The balance on loan 2: $7,358.19 with an interest rate of 10.75%
The balance on loan 3: $4,205.64 with an interest rate of 10.75%
And you are someone with good credit or have someone willing to co-sign your loans, it would be a great idea to look into refinancing your loans to get a lower interest rate, it would save you a significant amount of money on your monthly payments. And you can refinance every 12–18 months to chase lowest interest rates.
4. How does refinancing student loans affect my credit?
Getting quotes on the interest rates when you are trying to refinance your student loans doesn’t necessarily affect your credit. Several companies offer soft checks to give you an idea of what rates you will be looking at with them. And as you know soft credit checks don’t have an impact on your credit report.
Also, multiple hard pulls for the same type of inquiry within 30 days count as a single inquiry in the common credit score formulas.
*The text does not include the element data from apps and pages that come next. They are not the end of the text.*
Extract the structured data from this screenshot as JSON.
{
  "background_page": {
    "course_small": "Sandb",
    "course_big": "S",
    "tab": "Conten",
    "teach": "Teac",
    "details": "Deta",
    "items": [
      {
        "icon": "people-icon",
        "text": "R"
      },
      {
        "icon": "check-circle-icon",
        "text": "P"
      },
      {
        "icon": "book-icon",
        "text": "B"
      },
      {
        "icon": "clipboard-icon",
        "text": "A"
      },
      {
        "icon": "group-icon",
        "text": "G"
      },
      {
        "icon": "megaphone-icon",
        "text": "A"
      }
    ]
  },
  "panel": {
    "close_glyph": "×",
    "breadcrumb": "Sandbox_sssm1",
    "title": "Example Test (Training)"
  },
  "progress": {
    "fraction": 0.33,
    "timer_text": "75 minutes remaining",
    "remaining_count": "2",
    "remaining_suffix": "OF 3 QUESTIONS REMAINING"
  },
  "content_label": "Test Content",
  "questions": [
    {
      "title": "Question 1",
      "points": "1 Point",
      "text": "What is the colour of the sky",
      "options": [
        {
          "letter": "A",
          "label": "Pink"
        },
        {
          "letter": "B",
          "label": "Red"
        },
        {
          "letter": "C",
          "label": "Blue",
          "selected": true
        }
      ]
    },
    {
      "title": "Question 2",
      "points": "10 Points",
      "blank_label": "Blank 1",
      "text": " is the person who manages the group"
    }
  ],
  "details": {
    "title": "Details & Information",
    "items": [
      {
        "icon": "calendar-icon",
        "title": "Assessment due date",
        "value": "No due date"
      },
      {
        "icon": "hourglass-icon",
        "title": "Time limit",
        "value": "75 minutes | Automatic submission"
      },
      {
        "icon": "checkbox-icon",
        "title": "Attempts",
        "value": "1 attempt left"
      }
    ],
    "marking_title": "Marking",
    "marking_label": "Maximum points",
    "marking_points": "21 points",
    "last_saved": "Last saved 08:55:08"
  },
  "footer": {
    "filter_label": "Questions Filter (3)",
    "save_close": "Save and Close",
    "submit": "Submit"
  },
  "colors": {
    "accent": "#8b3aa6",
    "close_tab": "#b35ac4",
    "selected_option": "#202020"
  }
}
That said, the hit from a hard pull is just a few points, degrades over time, and falls off the record completely after two years. And your credit score is only relevant if you’re doing something that requires it until you need a loan, credit, etc.
It doesn’t matter if your score is great or terrible. In summary, don’t worry about hard pulls unless you’re buying a house in the next 60 days, and even then, don’t worry unless you’re right on the bubble of getting a better interest rate.
5. Can I refinance parent PLUS loans To My Name?
Some private lenders will allow you to refinance Parent PLUS loans into another person’s name.
But it’s not recommended: Parent PLUS loans have a number of benefits to go with that interest rate. They include access to deferment and forbearance, and certain forgiveness plans (mostly for death or disability in this case, not for things like public service, but still better than most private student loans).